Exercise details: Go through the data and tally the lines that hold the string "Sharing". Reply with the total alone.

Records shown:

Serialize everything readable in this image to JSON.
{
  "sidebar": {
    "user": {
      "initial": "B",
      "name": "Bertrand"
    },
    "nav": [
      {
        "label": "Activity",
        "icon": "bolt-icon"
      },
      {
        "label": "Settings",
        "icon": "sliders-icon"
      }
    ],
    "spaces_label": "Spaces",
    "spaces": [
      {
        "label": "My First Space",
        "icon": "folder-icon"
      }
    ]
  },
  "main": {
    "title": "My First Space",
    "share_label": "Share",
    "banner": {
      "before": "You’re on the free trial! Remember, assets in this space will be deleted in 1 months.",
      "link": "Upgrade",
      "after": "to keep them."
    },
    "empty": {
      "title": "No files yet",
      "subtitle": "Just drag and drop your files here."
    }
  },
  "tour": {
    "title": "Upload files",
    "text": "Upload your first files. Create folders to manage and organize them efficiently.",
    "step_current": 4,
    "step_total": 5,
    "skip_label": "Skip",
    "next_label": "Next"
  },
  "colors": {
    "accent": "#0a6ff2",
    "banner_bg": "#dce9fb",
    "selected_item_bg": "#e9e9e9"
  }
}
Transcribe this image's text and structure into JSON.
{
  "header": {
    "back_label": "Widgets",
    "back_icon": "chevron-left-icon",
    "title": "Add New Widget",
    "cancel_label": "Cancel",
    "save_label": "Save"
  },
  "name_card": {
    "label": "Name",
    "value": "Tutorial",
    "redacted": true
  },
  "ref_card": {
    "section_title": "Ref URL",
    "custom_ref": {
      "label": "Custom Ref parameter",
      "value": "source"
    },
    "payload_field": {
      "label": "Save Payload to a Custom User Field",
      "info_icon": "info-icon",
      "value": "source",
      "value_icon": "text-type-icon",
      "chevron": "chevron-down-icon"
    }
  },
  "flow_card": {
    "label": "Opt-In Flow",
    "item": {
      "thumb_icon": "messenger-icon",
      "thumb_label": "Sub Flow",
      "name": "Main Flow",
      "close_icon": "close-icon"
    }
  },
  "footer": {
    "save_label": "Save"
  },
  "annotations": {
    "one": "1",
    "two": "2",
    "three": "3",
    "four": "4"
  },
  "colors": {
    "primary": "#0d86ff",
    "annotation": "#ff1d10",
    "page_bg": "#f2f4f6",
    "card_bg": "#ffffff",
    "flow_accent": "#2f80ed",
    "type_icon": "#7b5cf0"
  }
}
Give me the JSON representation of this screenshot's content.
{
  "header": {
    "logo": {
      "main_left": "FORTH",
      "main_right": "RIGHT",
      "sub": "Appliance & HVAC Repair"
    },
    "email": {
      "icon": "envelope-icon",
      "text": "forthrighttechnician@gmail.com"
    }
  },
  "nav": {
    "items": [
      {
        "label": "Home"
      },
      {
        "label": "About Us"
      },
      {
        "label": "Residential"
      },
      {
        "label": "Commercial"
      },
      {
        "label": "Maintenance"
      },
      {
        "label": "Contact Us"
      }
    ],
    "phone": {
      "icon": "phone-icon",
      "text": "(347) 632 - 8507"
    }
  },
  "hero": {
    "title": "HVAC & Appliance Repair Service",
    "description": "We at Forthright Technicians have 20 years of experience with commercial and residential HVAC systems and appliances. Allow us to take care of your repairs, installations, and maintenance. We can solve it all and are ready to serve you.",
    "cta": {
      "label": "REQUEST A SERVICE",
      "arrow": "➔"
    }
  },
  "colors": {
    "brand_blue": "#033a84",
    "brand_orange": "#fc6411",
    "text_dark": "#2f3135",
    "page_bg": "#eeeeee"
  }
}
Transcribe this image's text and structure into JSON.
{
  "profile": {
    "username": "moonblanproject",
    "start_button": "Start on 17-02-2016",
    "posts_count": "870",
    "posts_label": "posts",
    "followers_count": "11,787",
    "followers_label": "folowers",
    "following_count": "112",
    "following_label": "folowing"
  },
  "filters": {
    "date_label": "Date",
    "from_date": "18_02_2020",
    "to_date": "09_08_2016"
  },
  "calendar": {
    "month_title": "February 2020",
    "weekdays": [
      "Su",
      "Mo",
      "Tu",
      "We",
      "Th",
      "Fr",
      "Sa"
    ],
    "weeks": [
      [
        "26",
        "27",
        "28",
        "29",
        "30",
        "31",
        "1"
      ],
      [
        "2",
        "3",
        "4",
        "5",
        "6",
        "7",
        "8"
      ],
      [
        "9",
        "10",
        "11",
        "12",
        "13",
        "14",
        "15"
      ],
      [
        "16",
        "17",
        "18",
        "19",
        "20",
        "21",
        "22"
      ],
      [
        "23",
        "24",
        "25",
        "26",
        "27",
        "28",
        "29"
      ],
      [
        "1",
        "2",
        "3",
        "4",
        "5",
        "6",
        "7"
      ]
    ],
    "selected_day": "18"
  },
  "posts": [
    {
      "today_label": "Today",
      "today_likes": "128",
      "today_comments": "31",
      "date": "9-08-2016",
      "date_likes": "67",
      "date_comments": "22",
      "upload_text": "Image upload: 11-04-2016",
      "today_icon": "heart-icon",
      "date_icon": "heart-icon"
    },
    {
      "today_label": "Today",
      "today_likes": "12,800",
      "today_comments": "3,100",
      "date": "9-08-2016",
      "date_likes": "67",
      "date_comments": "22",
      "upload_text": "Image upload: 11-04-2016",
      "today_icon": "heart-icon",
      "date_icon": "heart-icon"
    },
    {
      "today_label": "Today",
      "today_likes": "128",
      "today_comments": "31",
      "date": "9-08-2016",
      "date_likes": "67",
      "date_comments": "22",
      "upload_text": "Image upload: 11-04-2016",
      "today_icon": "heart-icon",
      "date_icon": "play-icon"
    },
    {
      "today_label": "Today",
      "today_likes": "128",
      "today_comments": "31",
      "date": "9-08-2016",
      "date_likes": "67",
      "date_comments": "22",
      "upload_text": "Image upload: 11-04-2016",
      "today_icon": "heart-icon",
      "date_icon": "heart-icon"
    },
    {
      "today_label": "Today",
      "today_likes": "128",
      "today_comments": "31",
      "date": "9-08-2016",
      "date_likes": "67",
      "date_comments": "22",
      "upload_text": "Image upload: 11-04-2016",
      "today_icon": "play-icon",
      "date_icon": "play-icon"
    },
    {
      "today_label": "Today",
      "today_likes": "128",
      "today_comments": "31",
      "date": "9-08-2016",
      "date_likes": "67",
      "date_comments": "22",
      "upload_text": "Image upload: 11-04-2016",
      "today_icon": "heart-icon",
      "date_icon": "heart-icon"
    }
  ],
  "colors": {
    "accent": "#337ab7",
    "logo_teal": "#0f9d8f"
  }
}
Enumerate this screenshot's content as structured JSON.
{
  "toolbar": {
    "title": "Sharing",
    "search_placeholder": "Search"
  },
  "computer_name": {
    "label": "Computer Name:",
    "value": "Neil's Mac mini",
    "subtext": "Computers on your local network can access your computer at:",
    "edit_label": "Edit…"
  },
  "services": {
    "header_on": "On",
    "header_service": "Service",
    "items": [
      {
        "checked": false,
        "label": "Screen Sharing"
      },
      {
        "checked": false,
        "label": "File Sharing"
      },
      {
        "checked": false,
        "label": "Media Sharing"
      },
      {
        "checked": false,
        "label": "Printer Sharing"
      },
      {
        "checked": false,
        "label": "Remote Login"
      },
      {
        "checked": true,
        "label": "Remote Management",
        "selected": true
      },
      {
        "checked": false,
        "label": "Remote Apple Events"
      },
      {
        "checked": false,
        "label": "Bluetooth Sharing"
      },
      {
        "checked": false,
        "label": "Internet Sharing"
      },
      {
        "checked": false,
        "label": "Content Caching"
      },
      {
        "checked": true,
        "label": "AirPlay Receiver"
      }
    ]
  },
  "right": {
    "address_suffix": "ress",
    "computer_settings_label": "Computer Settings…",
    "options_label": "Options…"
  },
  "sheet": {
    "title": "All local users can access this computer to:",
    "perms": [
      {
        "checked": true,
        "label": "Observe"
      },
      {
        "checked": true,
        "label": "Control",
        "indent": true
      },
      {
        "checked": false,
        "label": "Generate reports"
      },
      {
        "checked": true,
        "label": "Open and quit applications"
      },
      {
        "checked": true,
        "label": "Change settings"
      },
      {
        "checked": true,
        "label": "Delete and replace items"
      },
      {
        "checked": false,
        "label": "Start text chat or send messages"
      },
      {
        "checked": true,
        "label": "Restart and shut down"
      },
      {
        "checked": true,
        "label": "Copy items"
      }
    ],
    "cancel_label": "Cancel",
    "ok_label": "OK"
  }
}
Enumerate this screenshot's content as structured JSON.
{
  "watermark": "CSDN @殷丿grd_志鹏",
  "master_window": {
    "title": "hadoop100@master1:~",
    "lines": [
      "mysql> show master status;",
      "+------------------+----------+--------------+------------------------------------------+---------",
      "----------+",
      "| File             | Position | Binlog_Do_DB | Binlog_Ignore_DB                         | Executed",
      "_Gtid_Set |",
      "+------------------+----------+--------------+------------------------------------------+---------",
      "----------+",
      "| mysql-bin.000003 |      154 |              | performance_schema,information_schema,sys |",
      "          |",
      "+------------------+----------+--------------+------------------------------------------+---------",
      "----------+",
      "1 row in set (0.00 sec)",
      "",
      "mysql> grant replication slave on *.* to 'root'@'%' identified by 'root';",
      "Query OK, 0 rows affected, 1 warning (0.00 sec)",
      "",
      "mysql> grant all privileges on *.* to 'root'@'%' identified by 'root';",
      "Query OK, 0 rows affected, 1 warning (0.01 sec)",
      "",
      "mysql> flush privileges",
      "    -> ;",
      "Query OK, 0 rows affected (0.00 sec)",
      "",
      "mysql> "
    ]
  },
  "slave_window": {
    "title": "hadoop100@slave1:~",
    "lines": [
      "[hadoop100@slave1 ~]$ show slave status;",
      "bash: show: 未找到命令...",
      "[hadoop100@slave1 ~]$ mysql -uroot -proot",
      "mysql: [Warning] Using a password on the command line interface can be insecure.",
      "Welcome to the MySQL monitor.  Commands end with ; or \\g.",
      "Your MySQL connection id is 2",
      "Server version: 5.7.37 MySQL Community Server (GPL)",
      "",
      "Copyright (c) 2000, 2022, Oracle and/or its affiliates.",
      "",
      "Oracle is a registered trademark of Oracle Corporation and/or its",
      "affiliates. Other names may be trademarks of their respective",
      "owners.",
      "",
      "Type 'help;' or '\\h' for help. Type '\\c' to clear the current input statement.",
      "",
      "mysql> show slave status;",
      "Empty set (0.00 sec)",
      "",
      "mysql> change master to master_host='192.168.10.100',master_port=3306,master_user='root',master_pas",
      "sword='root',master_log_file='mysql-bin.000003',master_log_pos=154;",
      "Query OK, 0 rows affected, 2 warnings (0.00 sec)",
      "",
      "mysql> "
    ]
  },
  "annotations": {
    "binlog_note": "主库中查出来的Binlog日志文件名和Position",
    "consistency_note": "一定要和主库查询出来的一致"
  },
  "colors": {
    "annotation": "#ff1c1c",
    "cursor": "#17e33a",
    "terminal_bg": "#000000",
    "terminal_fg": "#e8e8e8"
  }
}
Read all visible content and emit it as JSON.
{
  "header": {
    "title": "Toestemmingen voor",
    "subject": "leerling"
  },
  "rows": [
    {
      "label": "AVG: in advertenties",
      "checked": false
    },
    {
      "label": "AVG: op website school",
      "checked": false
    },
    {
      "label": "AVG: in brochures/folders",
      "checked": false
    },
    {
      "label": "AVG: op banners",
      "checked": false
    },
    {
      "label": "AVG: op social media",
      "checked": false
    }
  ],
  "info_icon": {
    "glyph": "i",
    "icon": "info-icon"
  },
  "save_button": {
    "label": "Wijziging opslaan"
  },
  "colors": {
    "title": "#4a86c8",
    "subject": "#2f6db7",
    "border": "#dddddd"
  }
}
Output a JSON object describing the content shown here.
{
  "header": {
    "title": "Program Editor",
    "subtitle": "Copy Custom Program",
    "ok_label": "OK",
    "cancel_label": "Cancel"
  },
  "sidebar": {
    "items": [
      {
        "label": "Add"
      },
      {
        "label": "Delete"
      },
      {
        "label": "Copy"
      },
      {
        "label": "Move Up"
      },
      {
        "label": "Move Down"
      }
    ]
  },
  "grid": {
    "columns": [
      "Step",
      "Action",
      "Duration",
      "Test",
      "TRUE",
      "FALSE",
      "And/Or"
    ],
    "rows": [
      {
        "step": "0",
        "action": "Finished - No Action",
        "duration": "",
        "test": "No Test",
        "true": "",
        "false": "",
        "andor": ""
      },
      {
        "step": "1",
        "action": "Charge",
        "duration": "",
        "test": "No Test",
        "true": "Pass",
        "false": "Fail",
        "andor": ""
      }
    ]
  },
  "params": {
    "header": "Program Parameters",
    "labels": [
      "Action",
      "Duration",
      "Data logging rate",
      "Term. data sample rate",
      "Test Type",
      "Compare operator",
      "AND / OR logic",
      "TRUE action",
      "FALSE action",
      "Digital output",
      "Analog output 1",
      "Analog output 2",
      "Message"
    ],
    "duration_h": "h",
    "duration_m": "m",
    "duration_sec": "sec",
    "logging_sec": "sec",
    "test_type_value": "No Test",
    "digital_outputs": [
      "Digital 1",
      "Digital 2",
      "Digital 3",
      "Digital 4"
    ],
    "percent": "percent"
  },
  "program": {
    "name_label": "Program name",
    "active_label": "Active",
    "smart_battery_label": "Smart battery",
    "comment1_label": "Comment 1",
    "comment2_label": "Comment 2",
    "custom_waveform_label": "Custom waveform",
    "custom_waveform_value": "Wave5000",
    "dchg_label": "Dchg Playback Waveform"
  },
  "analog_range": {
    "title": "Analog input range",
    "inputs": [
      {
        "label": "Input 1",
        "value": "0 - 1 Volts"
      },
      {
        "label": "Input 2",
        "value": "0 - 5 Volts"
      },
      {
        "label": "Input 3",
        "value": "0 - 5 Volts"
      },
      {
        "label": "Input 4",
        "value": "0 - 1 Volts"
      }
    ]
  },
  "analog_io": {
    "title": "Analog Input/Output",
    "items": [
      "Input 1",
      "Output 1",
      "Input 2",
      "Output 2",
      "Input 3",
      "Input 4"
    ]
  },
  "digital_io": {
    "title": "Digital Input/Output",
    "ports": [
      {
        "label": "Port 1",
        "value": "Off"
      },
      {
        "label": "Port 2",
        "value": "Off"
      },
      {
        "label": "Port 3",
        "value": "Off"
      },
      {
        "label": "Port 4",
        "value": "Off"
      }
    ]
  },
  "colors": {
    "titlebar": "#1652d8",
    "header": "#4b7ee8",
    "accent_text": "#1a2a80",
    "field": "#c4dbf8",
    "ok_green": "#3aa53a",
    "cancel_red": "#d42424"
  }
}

Output below: 7